Ume are extremely tart, astringent, and bitter, therefore they are not for eating raw – they will cause you a stomachache. However, they are perfectly safe to eat when salted or preserved in alcohol; or fermented into wine known as Umeshu (梅酒).
To make this healthy delicious sweet wine, you just need to steep the fresh ume in shochu (Japanese white distilled liquor) and rock sugar and then store in a dark cool place for up to a year until it is ready to be enjoyed. The liqueur is lightly sweet with an incredibly fragrant aroma, which makes it a great drink to enjoy.
If you’re not an alcoholic drinker, try making Ume Plum Syrup. My kids and I love this syrup and dilute it with carbonated water to enjoy during summer months.
In Japan, the most common way to use ume plum is to pickle them with salt to make umeboshi (salted pickled plums). We usually serve umeboshi with rice, rice balls (onigiri) or as a delightful sour agent to pasta or salad dressing. We also extract the juice from ume and ferment it with sugar and salt.
Umeboshi (Japanese pickled plums)

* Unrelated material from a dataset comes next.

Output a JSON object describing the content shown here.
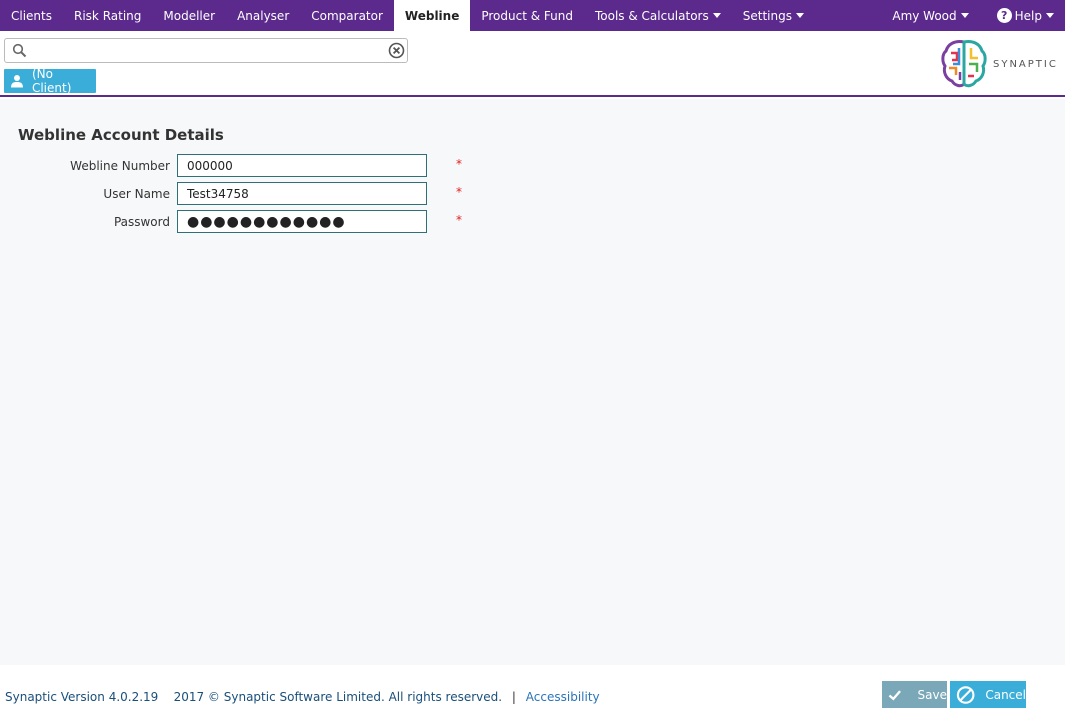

Another popular product from ume is ume plum vinegar, which is made from the pickling brine from making umeboshi plums with sea salt and red shiso.
The “ume” flavor is so distinct and popular that in Japan you can get all manner of ume-flavored items – ume tea, ume ice cream and so on.
Health Benefits of Ume Plums
Throughout East Asia, ume plums have long been regarded for its medicinal properties. When raw, they contain few vitamins and minerals. However, when pickled into umeboshi, they transform into a powerful food with high nutritional values.
Where to Get Ume Plums
Green ume plums are available around early to mid-May. In Japan, you can spot them in almost all markets.
If you live in the United States, you can contact my friend John to reserve your ume plums for $8 per pound. The plums can be picked up in San Rafael (SF Bay Area) or shipped to your home.
You can also find ume plums in both Japanese and Korean grocery stores, or specialty fruit producers online.